Try it => Copy all lines holding the word "true" from the entries.

Data about app and page elements:

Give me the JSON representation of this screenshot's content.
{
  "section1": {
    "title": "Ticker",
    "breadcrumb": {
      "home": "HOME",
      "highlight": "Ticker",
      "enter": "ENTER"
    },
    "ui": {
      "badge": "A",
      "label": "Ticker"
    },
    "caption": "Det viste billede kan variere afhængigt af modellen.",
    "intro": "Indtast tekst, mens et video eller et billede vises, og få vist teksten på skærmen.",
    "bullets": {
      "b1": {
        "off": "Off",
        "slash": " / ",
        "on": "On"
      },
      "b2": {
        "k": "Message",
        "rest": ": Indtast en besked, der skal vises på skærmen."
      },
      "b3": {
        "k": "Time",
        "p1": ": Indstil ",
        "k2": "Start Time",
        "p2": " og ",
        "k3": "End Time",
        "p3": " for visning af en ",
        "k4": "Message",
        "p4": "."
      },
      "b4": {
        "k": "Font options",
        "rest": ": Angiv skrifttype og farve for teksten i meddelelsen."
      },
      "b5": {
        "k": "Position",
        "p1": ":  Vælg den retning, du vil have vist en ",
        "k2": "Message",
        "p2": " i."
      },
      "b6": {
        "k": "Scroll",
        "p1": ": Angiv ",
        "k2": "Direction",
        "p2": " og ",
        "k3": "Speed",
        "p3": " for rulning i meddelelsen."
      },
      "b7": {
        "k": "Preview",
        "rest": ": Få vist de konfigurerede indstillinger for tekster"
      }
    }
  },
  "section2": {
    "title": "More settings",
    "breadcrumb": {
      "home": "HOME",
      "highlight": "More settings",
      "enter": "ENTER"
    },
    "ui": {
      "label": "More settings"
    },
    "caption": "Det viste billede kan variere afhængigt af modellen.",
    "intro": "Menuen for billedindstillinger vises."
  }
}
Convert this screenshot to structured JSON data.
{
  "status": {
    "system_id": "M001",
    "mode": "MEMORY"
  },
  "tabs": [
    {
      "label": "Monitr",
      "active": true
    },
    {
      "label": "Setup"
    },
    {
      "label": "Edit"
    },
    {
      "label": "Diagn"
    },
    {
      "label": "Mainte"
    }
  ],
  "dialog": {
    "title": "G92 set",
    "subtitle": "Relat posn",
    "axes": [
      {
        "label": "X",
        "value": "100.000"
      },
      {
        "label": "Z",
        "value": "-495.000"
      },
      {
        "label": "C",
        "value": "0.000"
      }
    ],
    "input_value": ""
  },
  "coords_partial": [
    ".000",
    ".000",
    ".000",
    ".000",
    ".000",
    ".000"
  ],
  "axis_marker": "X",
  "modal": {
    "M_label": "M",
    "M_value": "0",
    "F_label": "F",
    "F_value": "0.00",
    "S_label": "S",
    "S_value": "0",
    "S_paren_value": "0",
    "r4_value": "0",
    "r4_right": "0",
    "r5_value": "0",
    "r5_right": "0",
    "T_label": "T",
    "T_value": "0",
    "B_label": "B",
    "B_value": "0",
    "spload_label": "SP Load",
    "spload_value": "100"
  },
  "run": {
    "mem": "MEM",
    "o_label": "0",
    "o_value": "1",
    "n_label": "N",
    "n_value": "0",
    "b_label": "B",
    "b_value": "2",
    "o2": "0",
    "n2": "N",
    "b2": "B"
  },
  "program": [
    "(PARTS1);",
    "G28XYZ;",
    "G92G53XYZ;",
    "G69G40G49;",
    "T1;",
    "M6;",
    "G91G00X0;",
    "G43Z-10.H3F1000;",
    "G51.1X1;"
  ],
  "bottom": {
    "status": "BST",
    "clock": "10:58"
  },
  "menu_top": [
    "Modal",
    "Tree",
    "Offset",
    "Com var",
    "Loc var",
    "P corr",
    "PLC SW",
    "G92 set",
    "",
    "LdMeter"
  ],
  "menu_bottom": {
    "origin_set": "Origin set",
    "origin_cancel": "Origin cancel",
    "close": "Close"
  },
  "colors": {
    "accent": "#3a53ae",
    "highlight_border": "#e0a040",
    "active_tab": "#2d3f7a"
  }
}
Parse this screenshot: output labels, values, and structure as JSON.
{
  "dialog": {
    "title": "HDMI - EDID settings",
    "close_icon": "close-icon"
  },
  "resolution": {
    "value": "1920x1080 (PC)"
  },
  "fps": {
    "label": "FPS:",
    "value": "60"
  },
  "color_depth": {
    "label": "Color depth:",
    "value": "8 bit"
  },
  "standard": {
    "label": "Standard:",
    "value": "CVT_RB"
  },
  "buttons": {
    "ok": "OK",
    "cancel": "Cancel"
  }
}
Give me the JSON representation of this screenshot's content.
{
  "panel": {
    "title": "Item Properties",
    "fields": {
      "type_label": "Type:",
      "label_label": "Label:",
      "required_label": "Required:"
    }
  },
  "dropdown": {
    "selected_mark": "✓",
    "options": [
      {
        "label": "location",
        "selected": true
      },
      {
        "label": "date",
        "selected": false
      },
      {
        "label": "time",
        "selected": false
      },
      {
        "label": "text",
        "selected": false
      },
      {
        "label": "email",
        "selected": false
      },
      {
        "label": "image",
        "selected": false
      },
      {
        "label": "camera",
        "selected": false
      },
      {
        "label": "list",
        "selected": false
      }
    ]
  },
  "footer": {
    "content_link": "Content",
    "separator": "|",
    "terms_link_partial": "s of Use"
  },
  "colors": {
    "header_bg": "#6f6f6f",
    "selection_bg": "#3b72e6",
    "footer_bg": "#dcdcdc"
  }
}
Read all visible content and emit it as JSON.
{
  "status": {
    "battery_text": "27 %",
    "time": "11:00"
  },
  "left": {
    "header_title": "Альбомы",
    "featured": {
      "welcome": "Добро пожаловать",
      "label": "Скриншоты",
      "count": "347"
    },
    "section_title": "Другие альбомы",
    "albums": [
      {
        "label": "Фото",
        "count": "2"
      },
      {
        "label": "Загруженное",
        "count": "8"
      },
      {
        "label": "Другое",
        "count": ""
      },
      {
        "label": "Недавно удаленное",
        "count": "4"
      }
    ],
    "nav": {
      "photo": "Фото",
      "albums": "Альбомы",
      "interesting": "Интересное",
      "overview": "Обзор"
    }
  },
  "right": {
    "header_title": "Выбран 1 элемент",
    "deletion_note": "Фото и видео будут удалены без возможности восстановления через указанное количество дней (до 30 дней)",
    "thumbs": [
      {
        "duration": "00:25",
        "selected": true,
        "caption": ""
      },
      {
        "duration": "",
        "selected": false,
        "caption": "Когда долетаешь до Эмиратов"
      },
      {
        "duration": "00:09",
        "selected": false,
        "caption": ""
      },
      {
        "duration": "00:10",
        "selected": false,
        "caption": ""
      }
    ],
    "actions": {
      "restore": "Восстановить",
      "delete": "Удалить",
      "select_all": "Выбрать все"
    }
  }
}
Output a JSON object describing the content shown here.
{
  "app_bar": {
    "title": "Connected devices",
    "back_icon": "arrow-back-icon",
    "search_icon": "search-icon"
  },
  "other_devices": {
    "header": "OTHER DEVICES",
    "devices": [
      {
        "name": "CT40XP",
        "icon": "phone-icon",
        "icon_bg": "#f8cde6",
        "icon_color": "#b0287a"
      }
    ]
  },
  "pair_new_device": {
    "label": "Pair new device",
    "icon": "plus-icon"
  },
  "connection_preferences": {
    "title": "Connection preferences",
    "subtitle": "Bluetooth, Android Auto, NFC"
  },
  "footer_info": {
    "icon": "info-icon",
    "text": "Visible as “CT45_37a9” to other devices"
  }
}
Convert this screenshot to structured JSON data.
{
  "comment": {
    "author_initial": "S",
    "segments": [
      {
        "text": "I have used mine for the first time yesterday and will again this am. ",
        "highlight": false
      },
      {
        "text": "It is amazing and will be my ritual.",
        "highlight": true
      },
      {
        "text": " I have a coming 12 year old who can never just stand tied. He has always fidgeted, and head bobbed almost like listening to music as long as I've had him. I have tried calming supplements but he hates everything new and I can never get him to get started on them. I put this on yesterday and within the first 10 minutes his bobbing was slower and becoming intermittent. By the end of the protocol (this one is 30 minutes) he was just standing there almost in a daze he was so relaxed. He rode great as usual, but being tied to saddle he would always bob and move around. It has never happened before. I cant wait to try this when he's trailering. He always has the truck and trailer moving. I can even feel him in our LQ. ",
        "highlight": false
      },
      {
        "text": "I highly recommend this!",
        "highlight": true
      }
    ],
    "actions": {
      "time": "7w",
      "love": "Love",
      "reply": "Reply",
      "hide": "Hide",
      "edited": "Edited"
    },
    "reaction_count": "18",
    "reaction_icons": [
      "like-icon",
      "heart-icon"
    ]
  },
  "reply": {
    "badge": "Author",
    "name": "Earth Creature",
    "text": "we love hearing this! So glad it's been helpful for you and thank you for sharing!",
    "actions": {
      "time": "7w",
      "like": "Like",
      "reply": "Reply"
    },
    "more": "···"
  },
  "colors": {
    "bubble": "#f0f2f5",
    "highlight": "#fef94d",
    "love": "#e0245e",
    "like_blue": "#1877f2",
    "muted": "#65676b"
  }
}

Answer area =>
      "active": true
        "selected": true
        "selected": true,
        "highlight": true
        "highlight": true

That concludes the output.